CHICAGO — Prepare dinner County has pulled the plug on one particular of its federally funded smaller small business grant systems soon after getting sued about its constitutionality.
The go well with, filed in December on behalf of Chicago chiropractor Domenic Cusano Jr., alleged the Modest Business enterprise Supply Mature Grant method handled candidates “differently dependent on their owners’ race, and specifically prioritizes ‘persons of shade.’ ”
The lawsuit claimed that was a violation of the equivalent security clause of the 14th Amendment, “discriminating versus men and women on the foundation of their membership in a racial team,” and that Cusano, who “identifies as white and Caucasian,” would not be “on equal footing” with other applicants. The fit was filed by the California-based mostly regulation agency Pacific Authorized Foundation, which “defends Americans’ liberties when threatened by federal government overreach and abuse,” in accordance to its web-site.
“Litigation was not too long ago filed in opposition to the County with regards to the Cook dinner County Grow Grant system,” the program web-site says. “In order to help compact businesses as rapidly as possible, we have picked to rescind the Expand Grant method and restructure and redesign our modest company grant plan.”
“It is improper for the governing administration to grant preferential treatment method based mostly on race,” Andrew Quinio, an lawyer at Pacific Lawful Foundation, claimed in a launch when the situation was filed. “The federal government is trying to decide winners and losers primarily based on race, in utter disregard for the Constitution. The 14th Amendment shields folks from discrimination because of to arbitrary classifications like race.”

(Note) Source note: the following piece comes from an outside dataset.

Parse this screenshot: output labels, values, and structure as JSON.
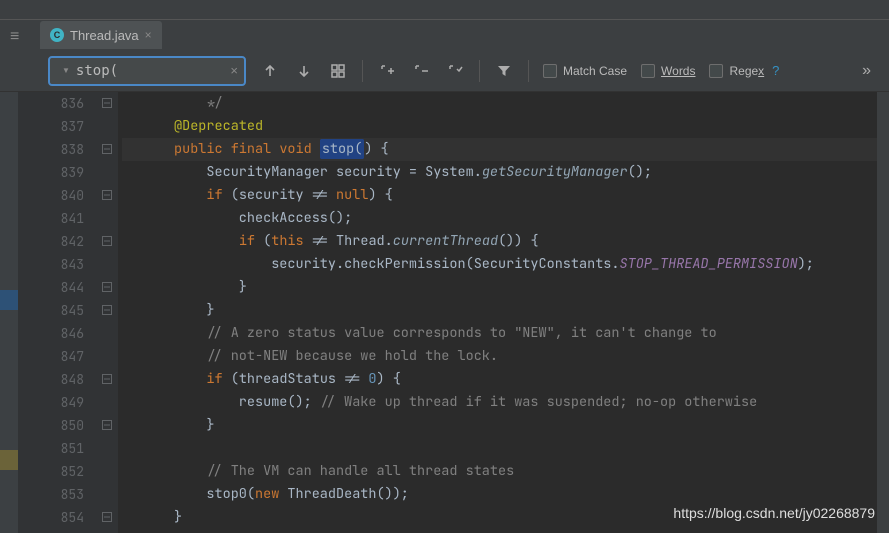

Improve Grant was declared in late September. Applying funding from the federal COVID-19 American Rescue Prepare Act, it was slated to award $71 million in grants to little organizations in early 2023. The county’s Bureau of Financial Enhancement planned to offer $10,000 grants “paired with one-on-a person small business advising to traditionally excluded corporations — together with these owned by entrepreneurs of color, females, veterans, LGBQT+ and persons with a incapacity — to near racial prosperity and chance gaps,” according to a county release.
Candidates had to be a for-gain company in Cook County with much less than 20 employees, in procedure prior to the pandemic and have “experienced a reduce in profits or gross receipts, elevated fees, or increased economic insecurity owing to COVID.” Candidates had been questioned to mark their ethnicity, race, and whether or not the small business was at the very least 51% minority-owned, operated, and controlled. The program’s pause was first reported by Cook dinner County Record.
“There were no constraints on applicants,” Nick Mathiowdis, a spokesman for Preckwinkle, advised the Tribune in an e-mail. “Any small business that fulfilled the eligibility requirements down below and submitted their software with all the appropriate documentation would have been regarded.”
The software also noted that “historically excluded populations” would be prioritized, nevertheless.
Cusano’s grievance questioned that the county be forever barred “from enforcing” the program’s prioritization of minority enterprise homeowners, fork out for attorneys’ service fees and $1 in damages.
The 22,000 folks who utilized for help in Oct have been in limbo considering the fact that, WBBM-Ch. 2 documented previously this month. County officials approach to launch a greater program in the coming months, but small business entrepreneurs will have to apply once again.
“We decided to rescind, restructure and refine the program to check out to get the dollars out to small organization as promptly as attainable … alternatively than making an attempt to litigate it,” Preckwinkle reported at a information conference Thursday adhering to the County Board’s every month assembly.
Cusano could not be achieved for remark Friday, but Quinio, his legal professional, unveiled a assertion saying it’s “encouraging that the county has backed off from its discriminatory program. We look forward to all smaller small business house owners acquiring a truthful and equivalent shot at getting assistance without having regard to their pores and skin colour. The county ought to never ever use a crisis to violate the structure.”
Requested no matter whether the county experienced fears about whether the plan could be deemed discriminatory when it was launched, Laura Lechowicz Felicione, unique counsel for Preckwinkle’s place of work, reported “we imagine we experienced robust arguments, centered on the individuals and communities that were being toughest strike by COVID. We had been snug when we structured and issued the grant, but dependent upon the litigation, to battle that out in the courts could consider some time.”
“We’ll be functioning with our grant subrecipient and referral associates to restructure the grant,” Lechowicz Felicione ongoing. “We’ll be seeking at likely competent census tracts” and bringing a revised software again to the county board for acceptance in “late spring or early summer time.”
“Any and all company data contained in a submitted Mature Grant application will continue being private and safe,” Mathiowdis stated. The revamped grant system will “include more funds” unspent from the county’s $1 billion ARP distribution. “Businesses that experienced applied formerly will have to reapply but may perhaps not have to resubmit files supplied previously.”
Preckwinkle inspired organizations to take a look at the Cook dinner County Little Small business Source’s site, which provides gatherings and company advising classes.